So what will be the dressing room like, Mumbai and Indian, without Sachin Tendulkar?

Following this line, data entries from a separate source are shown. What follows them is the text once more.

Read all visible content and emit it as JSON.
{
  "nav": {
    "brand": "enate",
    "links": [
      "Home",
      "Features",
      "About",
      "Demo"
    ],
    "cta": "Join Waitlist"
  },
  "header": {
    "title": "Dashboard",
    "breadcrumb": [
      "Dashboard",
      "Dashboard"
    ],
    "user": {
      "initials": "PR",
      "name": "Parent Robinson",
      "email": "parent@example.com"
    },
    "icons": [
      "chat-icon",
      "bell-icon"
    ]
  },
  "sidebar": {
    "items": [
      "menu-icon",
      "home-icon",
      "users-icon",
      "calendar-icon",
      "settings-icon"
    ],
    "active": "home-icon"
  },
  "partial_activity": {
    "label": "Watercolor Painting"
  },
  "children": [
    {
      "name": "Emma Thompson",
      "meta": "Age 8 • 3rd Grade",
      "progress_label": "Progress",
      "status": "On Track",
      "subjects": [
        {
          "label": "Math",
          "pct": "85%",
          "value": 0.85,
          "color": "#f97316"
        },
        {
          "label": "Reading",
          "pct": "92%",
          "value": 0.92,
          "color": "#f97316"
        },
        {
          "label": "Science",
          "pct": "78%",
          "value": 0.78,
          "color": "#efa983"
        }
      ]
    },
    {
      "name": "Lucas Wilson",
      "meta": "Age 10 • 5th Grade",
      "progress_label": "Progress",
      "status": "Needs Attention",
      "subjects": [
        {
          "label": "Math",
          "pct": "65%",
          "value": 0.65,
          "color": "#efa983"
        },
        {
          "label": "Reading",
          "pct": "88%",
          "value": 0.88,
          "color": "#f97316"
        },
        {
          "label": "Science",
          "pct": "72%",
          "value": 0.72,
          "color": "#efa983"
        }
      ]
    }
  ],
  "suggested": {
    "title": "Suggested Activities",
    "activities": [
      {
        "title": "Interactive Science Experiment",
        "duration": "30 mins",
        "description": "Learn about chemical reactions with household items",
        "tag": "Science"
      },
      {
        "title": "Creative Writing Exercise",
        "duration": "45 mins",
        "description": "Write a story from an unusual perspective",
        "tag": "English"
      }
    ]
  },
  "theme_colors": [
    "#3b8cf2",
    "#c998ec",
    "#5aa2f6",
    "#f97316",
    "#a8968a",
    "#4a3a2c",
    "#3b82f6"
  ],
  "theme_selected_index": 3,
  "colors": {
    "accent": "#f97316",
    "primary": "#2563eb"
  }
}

Sachin played the first Ranji match and three knock-out matches last season. It would remain as a nice memory. Well, I have happy memories of sharing the dressing room with him. He has been a great friend. We have spent so much time when we were playing for India. Last year it was a bonus that he turned out for all three knock-out matches. I actually asked him if he was serious about playing at the Palam ground (against Services) and he said he would indeed come and play at Palam. He got a fifty and tried to slog the left-arm spinner and got out. Well, for cricketers like Surya Yadav and Vishal Dabholkar... it must have been a terrific feeling to be part of the same dressing room. One game with Tendulkar before he finishes would be great for any youngster. I think he will put his feet up for a while; he has so much pains and aches in spite of being a batsman. I don’t think there is a part in his body that does not hurt.